Gutierrez said a key VW weakness in the U.S. is that its vehicles are consistently higher priced within their segments.
"By focusing on the platform, it brings down costs and keeps them better in line with the competition," he said.
VW's Strategy 2018 plan targets selling 10 million vehicles a year worldwide among its goals.
Winterkorn told shareholders at VW's annual meeting in Germany last week there's "a good chance" it may exceed that figure in 2014 -- four years ahead of schedule.
"But that is only one of many elements of our strategy," he said, noting it's also looking at achieving the most satisfied customers and motivated employees and "a strong return before tax of at least 8 percent."
Rolling out its Toolkit at other plants globally will be key both "technically and financially" for VW, Winterkorn said.
"We're working on this at full speed but also with the necessary patience," he said.
So far, VW has the Toolkit in nine plants. That's expected to grow to 20 plants in 20 countries in 2016, according to the automaker.
The company is now building about 1 million vehicles a year, or nearly 10 percent of its total, using the Toolkit, the company said. This year, the figure is expected to rise to 2 million vehicles, and toward the 4 million mark in 2016.
"You can be sure that, as volumes grow and new models are added, we will also see increasingly positive earnings effects," Winterkorn said.

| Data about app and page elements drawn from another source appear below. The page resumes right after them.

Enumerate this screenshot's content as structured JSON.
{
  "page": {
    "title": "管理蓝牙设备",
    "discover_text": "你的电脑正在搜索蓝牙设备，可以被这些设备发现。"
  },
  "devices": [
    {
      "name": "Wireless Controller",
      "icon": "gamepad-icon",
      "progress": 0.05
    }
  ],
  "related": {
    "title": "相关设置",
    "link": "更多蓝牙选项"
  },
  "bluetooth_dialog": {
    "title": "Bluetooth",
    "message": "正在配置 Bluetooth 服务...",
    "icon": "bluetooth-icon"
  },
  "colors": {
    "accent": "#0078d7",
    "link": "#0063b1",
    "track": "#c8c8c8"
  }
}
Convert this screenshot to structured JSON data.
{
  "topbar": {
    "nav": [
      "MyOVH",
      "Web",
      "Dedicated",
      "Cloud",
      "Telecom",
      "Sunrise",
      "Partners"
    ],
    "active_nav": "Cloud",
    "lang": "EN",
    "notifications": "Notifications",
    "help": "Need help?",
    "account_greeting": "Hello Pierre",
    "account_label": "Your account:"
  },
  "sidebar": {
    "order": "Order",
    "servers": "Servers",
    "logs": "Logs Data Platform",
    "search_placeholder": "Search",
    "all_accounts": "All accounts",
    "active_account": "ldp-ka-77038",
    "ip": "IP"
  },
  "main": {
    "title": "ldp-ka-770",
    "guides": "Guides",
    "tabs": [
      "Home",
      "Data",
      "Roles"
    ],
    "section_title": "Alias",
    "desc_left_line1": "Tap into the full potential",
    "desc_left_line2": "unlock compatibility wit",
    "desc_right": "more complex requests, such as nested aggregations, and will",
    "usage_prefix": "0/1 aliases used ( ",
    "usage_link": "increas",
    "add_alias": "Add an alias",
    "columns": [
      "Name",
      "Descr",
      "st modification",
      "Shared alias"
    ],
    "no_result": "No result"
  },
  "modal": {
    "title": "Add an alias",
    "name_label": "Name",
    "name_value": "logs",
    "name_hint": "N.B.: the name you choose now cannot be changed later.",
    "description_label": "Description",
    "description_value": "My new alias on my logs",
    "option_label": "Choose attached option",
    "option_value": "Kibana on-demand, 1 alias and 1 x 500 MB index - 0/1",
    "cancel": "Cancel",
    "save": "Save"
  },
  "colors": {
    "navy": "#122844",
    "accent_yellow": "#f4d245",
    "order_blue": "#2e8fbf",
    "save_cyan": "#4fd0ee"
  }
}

While VW expects cost cuts and shortened assembly times from the Toolkit, some analysts are questioning the amount of savings.

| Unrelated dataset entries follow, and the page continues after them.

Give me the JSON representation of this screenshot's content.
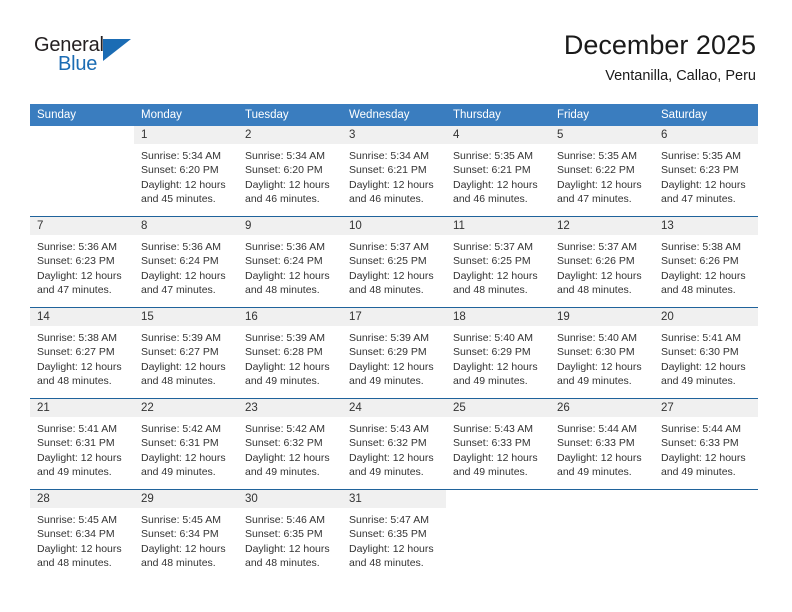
{
  "brand": {
    "name_top": "General",
    "name_bottom": "Blue",
    "accent_color": "#1b6cb4"
  },
  "header": {
    "title": "December 2025",
    "subtitle": "Ventanilla, Callao, Peru"
  },
  "colors": {
    "header_row_bg": "#3a7dbf",
    "week_separator": "#20639b",
    "daynum_band_bg": "#f0f0f0",
    "text": "#333333"
  },
  "labels": {
    "sunrise_prefix": "Sunrise:",
    "sunset_prefix": "Sunset:",
    "daylight_prefix": "Daylight:"
  },
  "weekday_headers": [
    "Sunday",
    "Monday",
    "Tuesday",
    "Wednesday",
    "Thursday",
    "Friday",
    "Saturday"
  ],
  "weeks": [
    [
      {
        "day": "",
        "empty": true,
        "sunrise": "",
        "sunset": "",
        "daylight_l1": "",
        "daylight_l2": ""
      },
      {
        "day": "1",
        "empty": false,
        "sunrise": "Sunrise: 5:34 AM",
        "sunset": "Sunset: 6:20 PM",
        "daylight_l1": "Daylight: 12 hours",
        "daylight_l2": "and 45 minutes."
      },
      {
        "day": "2",
        "empty": false,
        "sunrise": "Sunrise: 5:34 AM",
        "sunset": "Sunset: 6:20 PM",
        "daylight_l1": "Daylight: 12 hours",
        "daylight_l2": "and 46 minutes."
      },
      {
        "day": "3",
        "empty": false,
        "sunrise": "Sunrise: 5:34 AM",
        "sunset": "Sunset: 6:21 PM",
        "daylight_l1": "Daylight: 12 hours",
        "daylight_l2": "and 46 minutes."
      },
      {
        "day": "4",
        "empty": false,
        "sunrise": "Sunrise: 5:35 AM",
        "sunset": "Sunset: 6:21 PM",
        "daylight_l1": "Daylight: 12 hours",
        "daylight_l2": "and 46 minutes."
      },
      {
        "day": "5",
        "empty": false,
        "sunrise": "Sunrise: 5:35 AM",
        "sunset": "Sunset: 6:22 PM",
        "daylight_l1": "Daylight: 12 hours",
        "daylight_l2": "and 47 minutes."
      },
      {
        "day": "6",
        "empty": false,
        "sunrise": "Sunrise: 5:35 AM",
        "sunset": "Sunset: 6:23 PM",
        "daylight_l1": "Daylight: 12 hours",
        "daylight_l2": "and 47 minutes."
      }
    ],
    [
      {
        "day": "7",
        "empty": false,
        "sunrise": "Sunrise: 5:36 AM",
        "sunset": "Sunset: 6:23 PM",
        "daylight_l1": "Daylight: 12 hours",
        "daylight_l2": "and 47 minutes."
      },
      {
        "day": "8",
        "empty": false,
        "sunrise": "Sunrise: 5:36 AM",
        "sunset": "Sunset: 6:24 PM",
        "daylight_l1": "Daylight: 12 hours",
        "daylight_l2": "and 47 minutes."
      },
      {
        "day": "9",
        "empty": false,
        "sunrise": "Sunrise: 5:36 AM",
        "sunset": "Sunset: 6:24 PM",
        "daylight_l1": "Daylight: 12 hours",
        "daylight_l2": "and 48 minutes."
      },
      {
        "day": "10",
        "empty": false,
        "sunrise": "Sunrise: 5:37 AM",
        "sunset": "Sunset: 6:25 PM",
        "daylight_l1": "Daylight: 12 hours",
        "daylight_l2": "and 48 minutes."
      },
      {
        "day": "11",
        "empty": false,
        "sunrise": "Sunrise: 5:37 AM",
        "sunset": "Sunset: 6:25 PM",
        "daylight_l1": "Daylight: 12 hours",
        "daylight_l2": "and 48 minutes."
      },
      {
        "day": "12",
        "empty": false,
        "sunrise": "Sunrise: 5:37 AM",
        "sunset": "Sunset: 6:26 PM",
        "daylight_l1": "Daylight: 12 hours",
        "daylight_l2": "and 48 minutes."
      },
      {
        "day": "13",
        "empty": false,
        "sunrise": "Sunrise: 5:38 AM",
        "sunset": "Sunset: 6:26 PM",
        "daylight_l1": "Daylight: 12 hours",
        "daylight_l2": "and 48 minutes."
      }
    ],
    [
      {
        "day": "14",
        "empty": false,
        "sunrise": "Sunrise: 5:38 AM",
        "sunset": "Sunset: 6:27 PM",
        "daylight_l1": "Daylight: 12 hours",
        "daylight_l2": "and 48 minutes."
      },
      {
        "day": "15",
        "empty": false,
        "sunrise": "Sunrise: 5:39 AM",
        "sunset": "Sunset: 6:27 PM",
        "daylight_l1": "Daylight: 12 hours",
        "daylight_l2": "and 48 minutes."
      },
      {
        "day": "16",
        "empty": false,
        "sunrise": "Sunrise: 5:39 AM",
        "sunset": "Sunset: 6:28 PM",
        "daylight_l1": "Daylight: 12 hours",
        "daylight_l2": "and 49 minutes."
      },
      {
        "day": "17",
        "empty": false,
        "sunrise": "Sunrise: 5:39 AM",
        "sunset": "Sunset: 6:29 PM",
        "daylight_l1": "Daylight: 12 hours",
        "daylight_l2": "and 49 minutes."
      },
      {
        "day": "18",
        "empty": false,
        "sunrise": "Sunrise: 5:40 AM",
        "sunset": "Sunset: 6:29 PM",
        "daylight_l1": "Daylight: 12 hours",
        "daylight_l2": "and 49 minutes."
      },
      {
        "day": "19",
        "empty": false,
        "sunrise": "Sunrise: 5:40 AM",
        "sunset": "Sunset: 6:30 PM",
        "daylight_l1": "Daylight: 12 hours",
        "daylight_l2": "and 49 minutes."
      },
      {
        "day": "20",
        "empty": false,
        "sunrise": "Sunrise: 5:41 AM",
        "sunset": "Sunset: 6:30 PM",
        "daylight_l1": "Daylight: 12 hours",
        "daylight_l2": "and 49 minutes."
      }
    ],
    [
      {
        "day": "21",
        "empty": false,
        "sunrise": "Sunrise: 5:41 AM",
        "sunset": "Sunset: 6:31 PM",
        "daylight_l1": "Daylight: 12 hours",
        "daylight_l2": "and 49 minutes."
      },
      {
        "day": "22",
        "empty": false,
        "sunrise": "Sunrise: 5:42 AM",
        "sunset": "Sunset: 6:31 PM",
        "daylight_l1": "Daylight: 12 hours",
        "daylight_l2": "and 49 minutes."
      },
      {
        "day": "23",
        "empty": false,
        "sunrise": "Sunrise: 5:42 AM",
        "sunset": "Sunset: 6:32 PM",
        "daylight_l1": "Daylight: 12 hours",
        "daylight_l2": "and 49 minutes."
      },
      {
        "day": "24",
        "empty": false,
        "sunrise": "Sunrise: 5:43 AM",
        "sunset": "Sunset: 6:32 PM",
        "daylight_l1": "Daylight: 12 hours",
        "daylight_l2": "and 49 minutes."
      },
      {
        "day": "25",
        "empty": false,
        "sunrise": "Sunrise: 5:43 AM",
        "sunset": "Sunset: 6:33 PM",
        "daylight_l1": "Daylight: 12 hours",
        "daylight_l2": "and 49 minutes."
      },
      {
        "day": "26",
        "empty": false,
        "sunrise": "Sunrise: 5:44 AM",
        "sunset": "Sunset: 6:33 PM",
        "daylight_l1": "Daylight: 12 hours",
        "daylight_l2": "and 49 minutes."
      },
      {
        "day": "27",
        "empty": false,
        "sunrise": "Sunrise: 5:44 AM",
        "sunset": "Sunset: 6:33 PM",
        "daylight_l1": "Daylight: 12 hours",
        "daylight_l2": "and 49 minutes."
      }
    ],
    [
      {
        "day": "28",
        "empty": false,
        "sunrise": "Sunrise: 5:45 AM",
        "sunset": "Sunset: 6:34 PM",
        "daylight_l1": "Daylight: 12 hours",
        "daylight_l2": "and 48 minutes."
      },
      {
        "day": "29",
        "empty": false,
        "sunrise": "Sunrise: 5:45 AM",
        "sunset": "Sunset: 6:34 PM",
        "daylight_l1": "Daylight: 12 hours",
        "daylight_l2": "and 48 minutes."
      },
      {
        "day": "30",
        "empty": false,
        "sunrise": "Sunrise: 5:46 AM",
        "sunset": "Sunset: 6:35 PM",
        "daylight_l1": "Daylight: 12 hours",
        "daylight_l2": "and 48 minutes."
      },
      {
        "day": "31",
        "empty": false,
        "sunrise": "Sunrise: 5:47 AM",
        "sunset": "Sunset: 6:35 PM",
        "daylight_l1": "Daylight: 12 hours",
        "daylight_l2": "and 48 minutes."
      },
      {
        "day": "",
        "empty": true,
        "sunrise": "",
        "sunset": "",
        "daylight_l1": "",
        "daylight_l2": ""
      },
      {
        "day": "",
        "empty": true,
        "sunrise": "",
        "sunset": "",
        "daylight_l1": "",
        "daylight_l2": ""
      },
      {
        "day": "",
        "empty": true,
        "sunrise": "",
        "sunset": "",
        "daylight_l1": "",
        "daylight_l2": ""
      }
    ]
  ]
}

London-based Bernstein analyst Abbas Quettawala has termed it "over hyped," according to Reuters. He cited high costs for installing the technology at plants around the globe and suppliers' difficulties in tooling up to make their components fit.
Barclays Capital analyst Michael Tyndall also told Reuters last year that synergies will be much smaller than previously estimated.
"There's still quite a lot of spending going on in terms of bringing new models to the market and subsequently transitioning existing production lines," Tyndall said.
VW has termed Chattanooga the front-runner to land the SUV, though the city is competing with company operations in Mexico. Last year, Tennessee offered nearly $300 million in financial incentives to VW to land the project.
An offer sheet leaked to the media earlier this year showed the incentives based on VW creating 960 jobs along with 240 contractor positions. In addition, the offer sheet included creation of 150 "headquarters" or management slots.
Contact Mike Pare at firstname.lastname@example.org or 423-757-6318.
Mike Pare, the deputy Business editor at the Chattanooga Times Free Press, has worked at the paper for 27 years. In addition to editing, Mike also writes Business stories and covers Volkswagen, economic development and manufacturing in Chattanooga and the surrounding area. In the past he also has covered higher education. Mike, a native of Fort Lauderdale, Fla., received a bachelor’s degree in communications from Florida Atlantic University. he worked at the Rome News-Tribune before ...